However I question whether returning to older forms is the best or even a helpful answer to that problem. In fact I consider this retrogression to open us to ecclesiological dangers. The older forms tend to return the People of God, the Body of Christ into passive spectators as the priest "says" or "reads" the Holy Sacifice of the Mass. Thus it is not just a question of a preferred style of liturgical prayer. It is a way of being Church that is fundamentally at odds with the Vatican II vision of Church.
Thomas Merton has it right, I think, when he suggests re-imagining the priesthood and the liturgy, moving beyond older forms, be they pre-conciliar or post-conciliar. Fluidity rather than fixity are needed for a liturgy that is founded on relationality and the active participation of the entire assembly. The new wine of Spirit simply does not belong in the old wineskins we have evolved thus far – either of Trent or Vatican II. The Church needs to encourage experimentation with new shapes for Eucharistic ritual and other non-eucharistic rituals.

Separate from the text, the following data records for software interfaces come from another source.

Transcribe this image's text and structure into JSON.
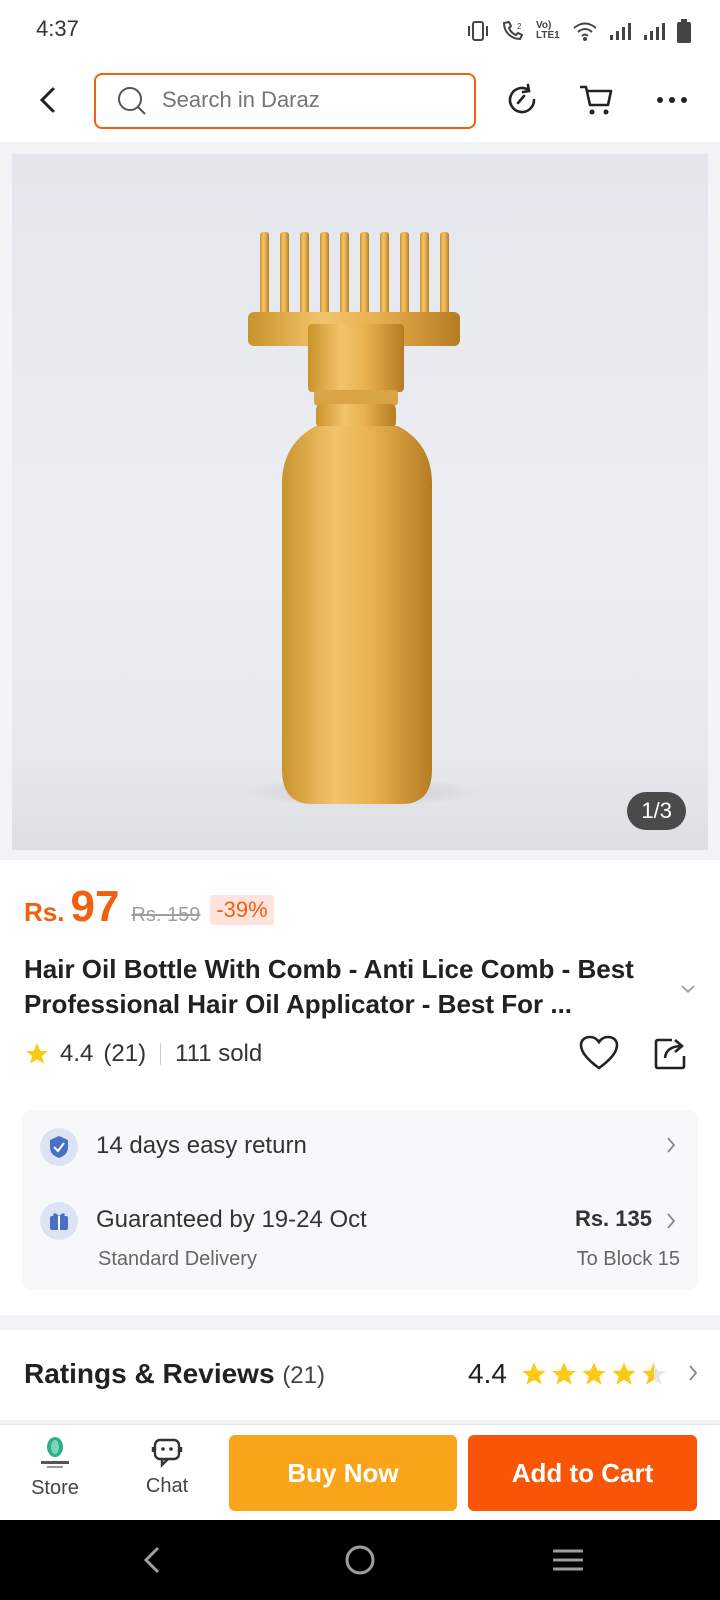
{
  "status_bar": {
    "time": "4:37",
    "indicators": [
      "vibrate-icon",
      "call-icon",
      "volte-icon",
      "wifi-icon",
      "signal-icon",
      "signal-icon",
      "battery-icon"
    ],
    "volte_label": "Vo) LTE1"
  },
  "top_bar": {
    "search_placeholder": "Search in Daraz",
    "icons": [
      "back-icon",
      "search-icon",
      "history-icon",
      "cart-icon",
      "more-icon"
    ]
  },
  "gallery": {
    "counter": "1/3",
    "current": 1,
    "total": 3
  },
  "product": {
    "price_currency": "Rs.",
    "price_value": "97",
    "old_price": "Rs. 159",
    "discount": "-39%",
    "title": "Hair Oil Bottle With Comb - Anti Lice Comb - Best Professional Hair Oil Applicator - Best For ...",
    "rating": "4.4",
    "rating_count": "(21)",
    "sold": "111 sold"
  },
  "services": {
    "return_label": "14 days easy return",
    "delivery_label": "Guaranteed by 19-24 Oct",
    "delivery_type": "Standard Delivery",
    "delivery_price": "Rs. 135",
    "delivery_destination": "To Block 15"
  },
  "reviews": {
    "title": "Ratings & Reviews",
    "count": "(21)",
    "score": "4.4",
    "stars": 4.4
  },
  "bottom_bar": {
    "store_label": "Store",
    "chat_label": "Chat",
    "buy_now_label": "Buy Now",
    "add_to_cart_label": "Add to Cart"
  },
  "nav_bar": {
    "buttons": [
      "nav-back-icon",
      "nav-home-icon",
      "nav-recents-icon"
    ]
  },
  "colors": {
    "accent": "#f85606",
    "buy_now": "#faa41a",
    "star": "#faca15",
    "price": "#f0600f"
  }
}
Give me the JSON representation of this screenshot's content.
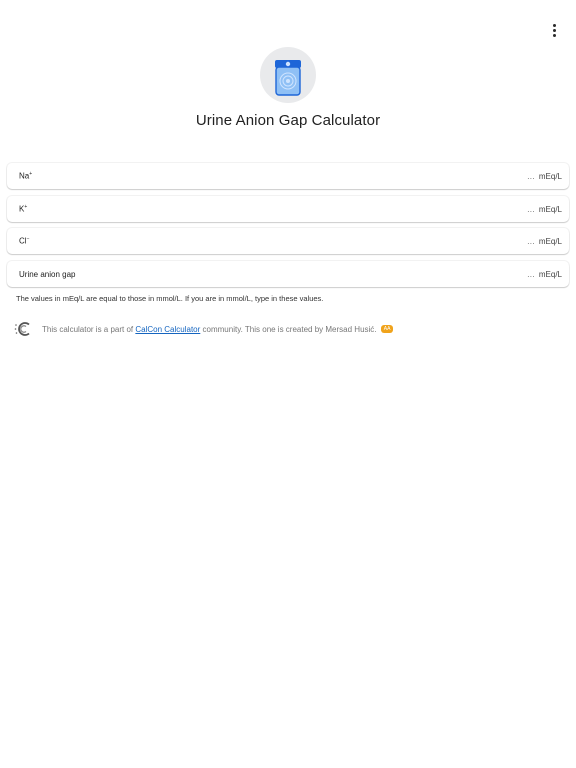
{
  "header": {
    "menu_icon": "more-vert-icon"
  },
  "calculator": {
    "logo_icon": "urine-container-icon",
    "title": "Urine Anion Gap Calculator"
  },
  "fields": [
    {
      "label": "Na",
      "superscript": "+",
      "value": "…",
      "unit": "mEq/L"
    },
    {
      "label": "K",
      "superscript": "+",
      "value": "…",
      "unit": "mEq/L"
    },
    {
      "label": "Cl",
      "superscript": "−",
      "value": "…",
      "unit": "mEq/L"
    },
    {
      "label": "Urine anion gap",
      "superscript": "",
      "value": "…",
      "unit": "mEq/L"
    }
  ],
  "note": "The values in mEq/L are equal to those in mmol/L. If you are in mmol/L, type in these values.",
  "footer": {
    "prefix": "This calculator is a part of ",
    "link": "CalCon Calculator",
    "suffix": " community. This one is created by Mersad Husić.",
    "badge": "AA",
    "logo_icon": "calcon-logo-icon",
    "link_color": "#1565c0",
    "badge_color": "#f0a31b"
  }
}
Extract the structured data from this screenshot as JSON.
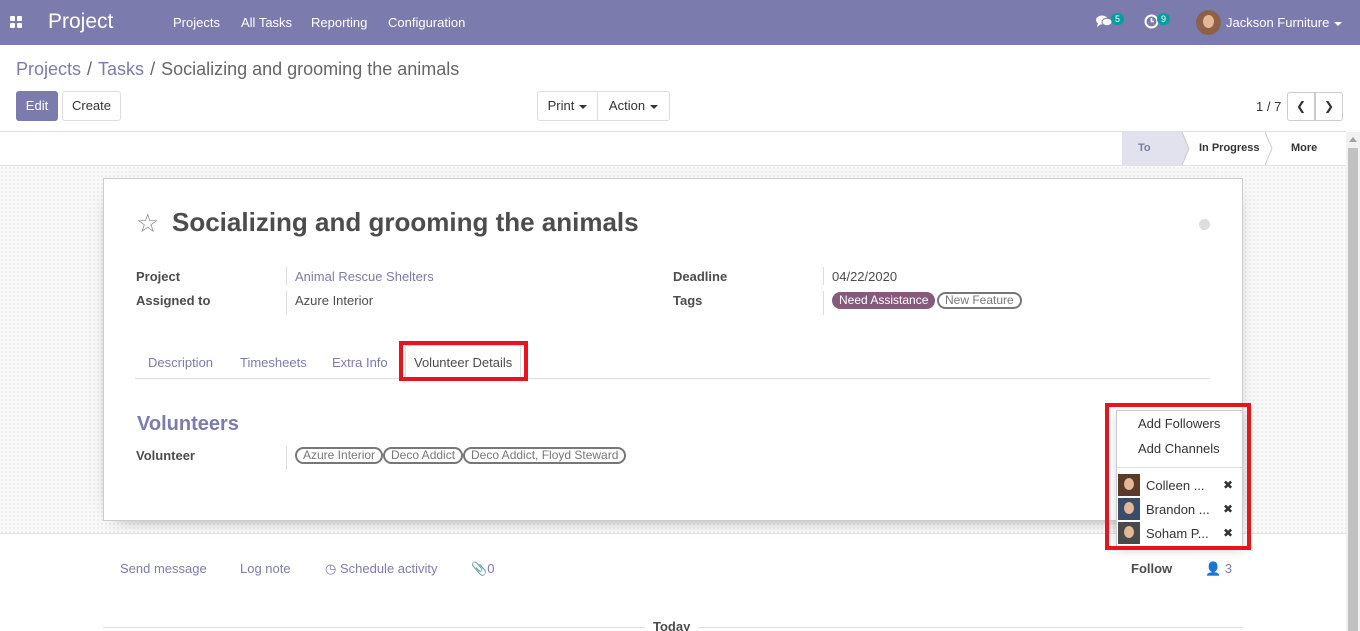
{
  "colors": {
    "brand": "#7c7bad",
    "highlight": "#e8141d",
    "tag_filled": "#875a7b"
  },
  "topbar": {
    "app_name": "Project",
    "menu": [
      "Projects",
      "All Tasks",
      "Reporting",
      "Configuration"
    ],
    "messages_count": "5",
    "activities_count": "9",
    "user_name": "Jackson Furniture"
  },
  "breadcrumb": {
    "root": "Projects",
    "middle": "Tasks",
    "current": "Socializing and grooming the animals"
  },
  "control_panel": {
    "edit_label": "Edit",
    "create_label": "Create",
    "print_label": "Print",
    "action_label": "Action",
    "pager": "1 / 7"
  },
  "statusbar": {
    "stage_todo": "To Do",
    "stage_in_progress": "In Progress",
    "more_label": "More"
  },
  "task": {
    "title": "Socializing and grooming the animals",
    "project_label": "Project",
    "project_value": "Animal Rescue Shelters",
    "assigned_label": "Assigned to",
    "assigned_value": "Azure Interior",
    "deadline_label": "Deadline",
    "deadline_value": "04/22/2020",
    "tags_label": "Tags",
    "tags": [
      "Need Assistance",
      "New Feature"
    ]
  },
  "tabs": [
    "Description",
    "Timesheets",
    "Extra Info",
    "Volunteer Details"
  ],
  "volunteers": {
    "section_title": "Volunteers",
    "field_label": "Volunteer",
    "values": [
      "Azure Interior",
      "Deco Addict",
      "Deco Addict, Floyd Steward"
    ]
  },
  "followers_dropdown": {
    "add_followers": "Add Followers",
    "add_channels": "Add Channels",
    "followers": [
      "Colleen ...",
      "Brandon ...",
      "Soham P..."
    ]
  },
  "chatter": {
    "send_message": "Send message",
    "log_note": "Log note",
    "schedule_activity": "Schedule activity",
    "attachments_count": "0",
    "follow_label": "Follow",
    "followers_count": "3",
    "today_label": "Today"
  }
}
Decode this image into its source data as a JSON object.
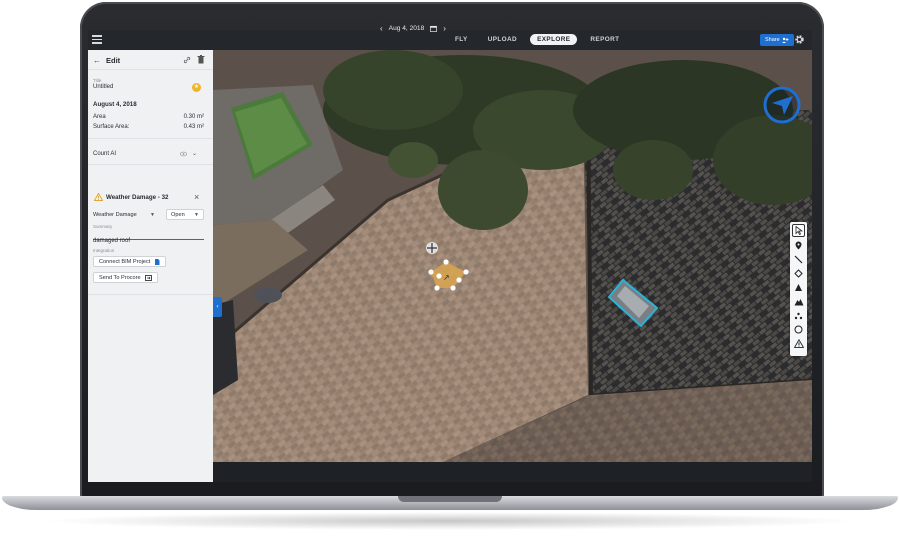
{
  "topbar": {
    "tabs": [
      {
        "label": "FLY",
        "active": false
      },
      {
        "label": "UPLOAD",
        "active": false
      },
      {
        "label": "EXPLORE",
        "active": true
      },
      {
        "label": "REPORT",
        "active": false
      }
    ],
    "share_label": "Share"
  },
  "date_nav": {
    "date": "Aug 4, 2018"
  },
  "panel": {
    "header_title": "Edit",
    "title_label": "Title",
    "title_value": "Untitled",
    "date": "August 4, 2018",
    "area_label": "Area",
    "area_value": "0.30 m²",
    "surface_label": "Surface Area:",
    "surface_value": "0.43 m²",
    "count_ai_label": "Count AI",
    "issue_title": "Weather Damage - 32",
    "category_value": "Weather Damage",
    "status_value": "Open",
    "summary_label": "Summary",
    "summary_value": "damaged roof",
    "integration_label": "Integration",
    "connect_bim_label": "Connect BIM Project",
    "send_procore_label": "Send To Procore"
  },
  "colors": {
    "accent": "#1e6fd0",
    "annotation": "#d9a650",
    "selection_box": "#2bb3d9",
    "star": "#f0b429"
  },
  "icons": [
    "menu-icon",
    "share-icon",
    "gear-icon",
    "back-arrow-icon",
    "link-icon",
    "trash-icon",
    "star-icon",
    "eye-icon",
    "chevron-down-icon",
    "warning-icon",
    "close-icon",
    "calendar-icon",
    "compass-icon",
    "cursor-tool-icon",
    "pin-tool-icon",
    "line-tool-icon",
    "polygon-tool-icon",
    "volume-tool-icon",
    "stockpile-tool-icon",
    "count-tool-icon",
    "circle-tool-icon",
    "warning-tool-icon"
  ]
}
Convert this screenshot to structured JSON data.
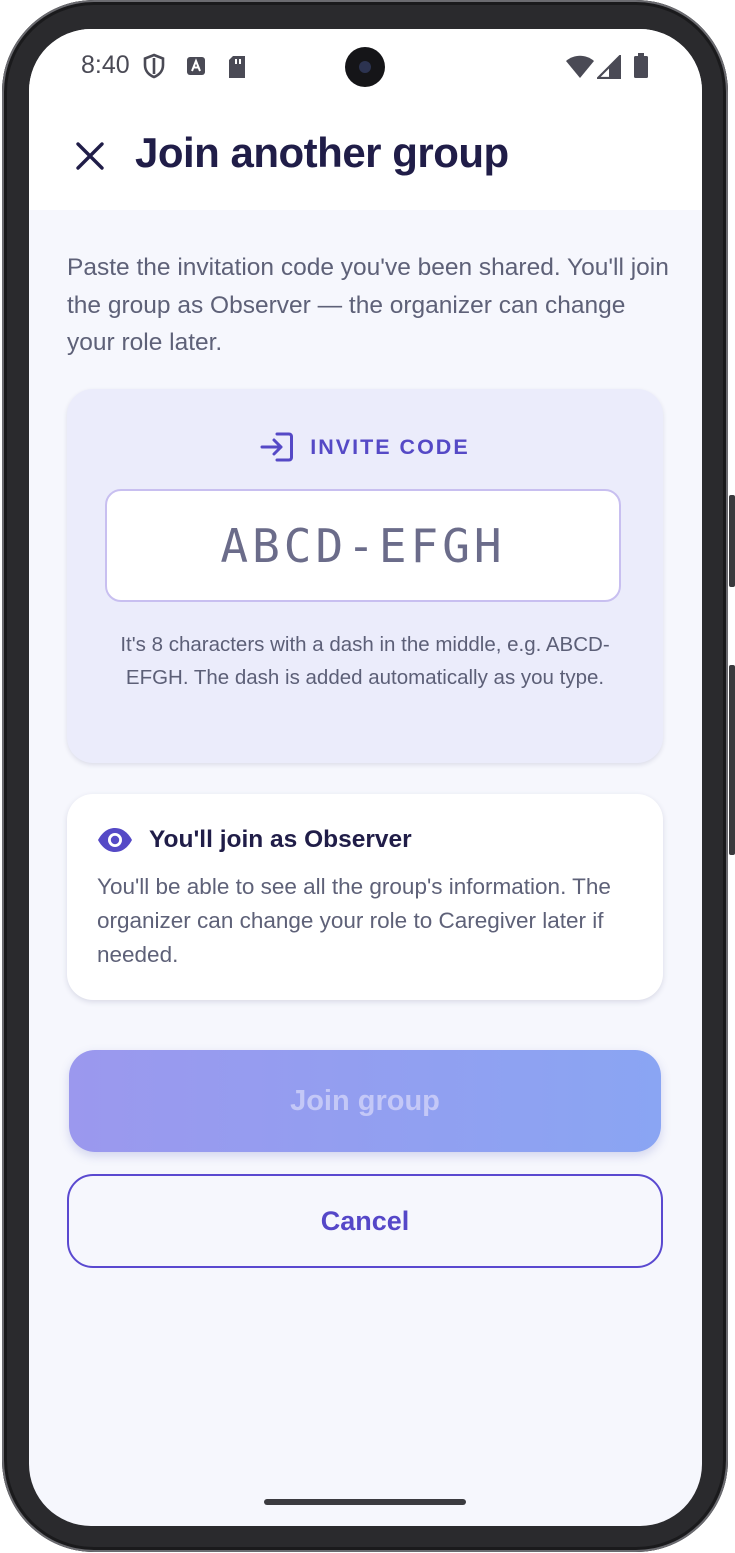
{
  "status_bar": {
    "time": "8:40",
    "icons": [
      "shield-icon",
      "a-badge-icon",
      "sd-card-icon",
      "wifi-icon",
      "signal-icon",
      "battery-icon"
    ]
  },
  "app_bar": {
    "close_icon": "close-icon",
    "title": "Join another group"
  },
  "intro_text": "Paste the invitation code you've been shared. You'll join the group as Observer — the organizer can change your role later.",
  "code_card": {
    "icon": "login-arrow-icon",
    "label": "INVITE CODE",
    "input_value": "",
    "input_placeholder": "ABCD-EFGH",
    "help_text": "It's 8 characters with a dash in the middle, e.g. ABCD-EFGH. The dash is added automatically as you type."
  },
  "role_card": {
    "icon": "eye-icon",
    "title": "You'll join as Observer",
    "body": "You'll be able to see all the group's information. The organizer can change your role to Caregiver later if needed."
  },
  "actions": {
    "join_label": "Join group",
    "cancel_label": "Cancel"
  },
  "colors": {
    "accent": "#5547c8",
    "title": "#201d48",
    "body_text": "#5e6178",
    "card_tint": "#ebecfb",
    "screen_bg": "#f6f7fd"
  }
}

What I will propose in the second part of this commentary – trying to explore concretely what Merton suggested – would not replace the Vatican II or the Tridentine liturgies. It would be a supplement to them. Special permission and encouragement of the bishop would be granted to communities of faith that are: a) interested in being centers of such exploration/experimentation; b) would properly prepare the priest and other ministers for these roles; c) would not replace the Vatican II or Tridentine liturgies with only these more fluid rites.
Dr Patrick W Collins 27/05/2009
What are your thoughts on this commentary by Dr Collins?
©2009Patrick W Collins